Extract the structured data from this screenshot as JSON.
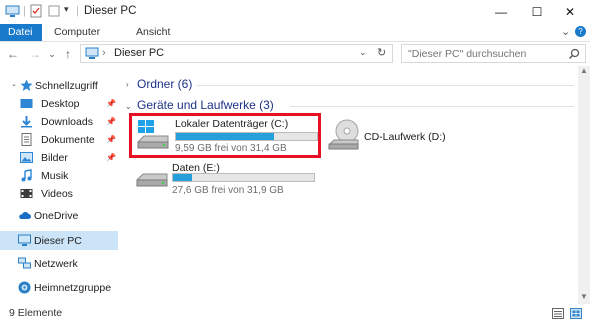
{
  "window": {
    "title": "Dieser PC",
    "minimize": "—",
    "maximize": "☐",
    "close": "✕"
  },
  "ribbon": {
    "tabs": [
      {
        "label": "Datei",
        "active": true
      },
      {
        "label": "Computer",
        "active": false
      },
      {
        "label": "Ansicht",
        "active": false
      }
    ],
    "expand": "⌄",
    "help": "?"
  },
  "navigation": {
    "back": "←",
    "forward": "→",
    "recent": "⌄",
    "up": "↑",
    "address_crumb": "Dieser PC",
    "address_sep": "›",
    "refresh": "↻",
    "search_placeholder": "\"Dieser PC\" durchsuchen"
  },
  "sidebar": {
    "items": [
      {
        "label": "Schnellzugriff",
        "icon": "star-icon"
      },
      {
        "label": "Desktop",
        "icon": "desktop-folder-icon",
        "pinned": true
      },
      {
        "label": "Downloads",
        "icon": "downloads-folder-icon",
        "pinned": true
      },
      {
        "label": "Dokumente",
        "icon": "documents-folder-icon",
        "pinned": true
      },
      {
        "label": "Bilder",
        "icon": "pictures-folder-icon",
        "pinned": true
      },
      {
        "label": "Musik",
        "icon": "music-icon"
      },
      {
        "label": "Videos",
        "icon": "videos-folder-icon"
      },
      {
        "label": "OneDrive",
        "icon": "cloud-icon"
      },
      {
        "label": "Dieser PC",
        "icon": "computer-icon",
        "selected": true
      },
      {
        "label": "Netzwerk",
        "icon": "network-icon"
      },
      {
        "label": "Heimnetzgruppe",
        "icon": "homegroup-icon"
      }
    ]
  },
  "main": {
    "folders_group": "Ordner (6)",
    "drives_group": "Geräte und Laufwerke (3)",
    "drives": [
      {
        "name": "Lokaler Datenträger (C:)",
        "free_text": "9,59 GB frei von 31,4 GB",
        "used_fraction": 0.695,
        "highlighted": true
      },
      {
        "name": "CD-Laufwerk (D:)"
      },
      {
        "name": "Daten (E:)",
        "free_text": "27,6 GB frei von 31,9 GB",
        "used_fraction": 0.135
      }
    ]
  },
  "status_bar": {
    "count": "9 Elemente"
  },
  "colors": {
    "accent": "#1979ca",
    "selection": "#cce4f7",
    "bar_fill": "#26a0da",
    "highlight_border": "#e81123",
    "group_header": "#1e3287"
  }
}
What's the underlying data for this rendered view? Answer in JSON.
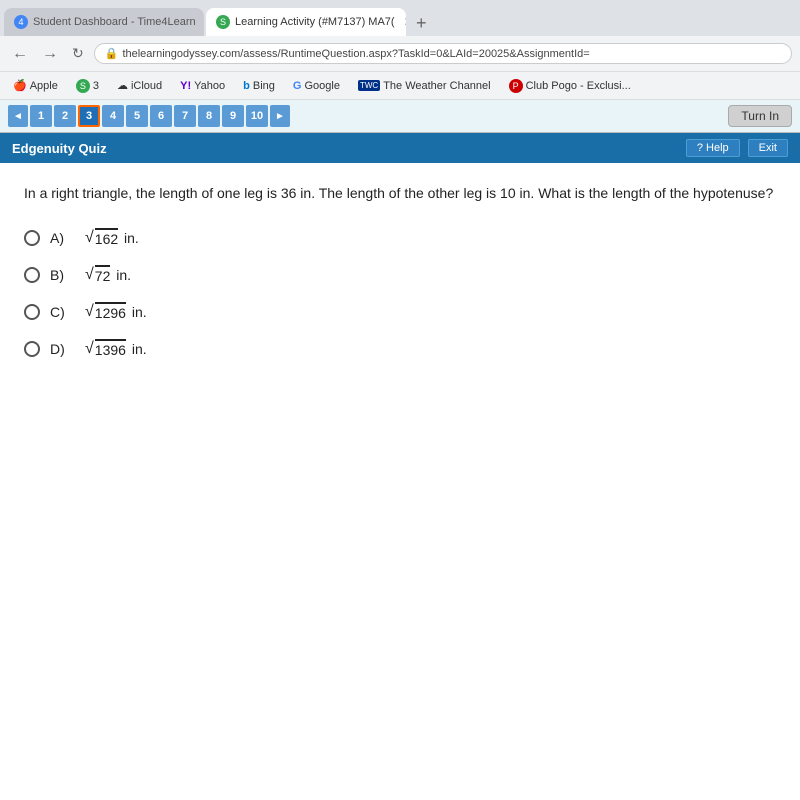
{
  "browser": {
    "tabs": [
      {
        "id": "tab1",
        "label": "Student Dashboard - Time4Learn",
        "icon_type": "blue",
        "icon_label": "4",
        "active": false
      },
      {
        "id": "tab2",
        "label": "Learning Activity (#M7137) MA7(",
        "icon_type": "green",
        "icon_label": "S",
        "active": true
      }
    ],
    "new_tab_label": "+",
    "url": "thelearningodyssey.com/assess/RuntimeQuestion.aspx?TaskId=0&LAId=20025&AssignmentId=",
    "lock_icon": "🔒"
  },
  "bookmarks": [
    {
      "id": "apple",
      "label": "Apple",
      "icon": "🍎"
    },
    {
      "id": "b3",
      "label": "3",
      "icon": "S"
    },
    {
      "id": "icloud",
      "label": "iCloud",
      "icon": "☁"
    },
    {
      "id": "yahoo",
      "label": "Yahoo",
      "icon": "Y"
    },
    {
      "id": "bing",
      "label": "Bing",
      "icon": "b"
    },
    {
      "id": "google",
      "label": "Google",
      "icon": "G"
    },
    {
      "id": "weather",
      "label": "The Weather Channel",
      "icon": "W"
    },
    {
      "id": "pogo",
      "label": "Club Pogo - Exclusi...",
      "icon": "P"
    }
  ],
  "question_nav": {
    "prev_arrow": "◄",
    "next_arrow": "►",
    "numbers": [
      "1",
      "2",
      "3",
      "4",
      "5",
      "6",
      "7",
      "8",
      "9",
      "10"
    ],
    "active_num": "3",
    "turn_in_label": "Turn In"
  },
  "quiz_header": {
    "title": "Edgenuity Quiz",
    "help_label": "? Help",
    "exit_label": "Exit"
  },
  "question": {
    "text": "In a right triangle, the length of one leg is 36 in. The length of the other leg is 10 in. What is the length of the hypotenuse?",
    "options": [
      {
        "id": "A",
        "label": "A)",
        "value": "162",
        "unit": "in."
      },
      {
        "id": "B",
        "label": "B)",
        "value": "72",
        "unit": "in."
      },
      {
        "id": "C",
        "label": "C)",
        "value": "1296",
        "unit": "in."
      },
      {
        "id": "D",
        "label": "D)",
        "value": "1396",
        "unit": "in."
      }
    ]
  }
}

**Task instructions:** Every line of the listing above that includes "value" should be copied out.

**Task answer:**
        "value": "162",
        "value": "72",
        "value": "1296",
        "value": "1396",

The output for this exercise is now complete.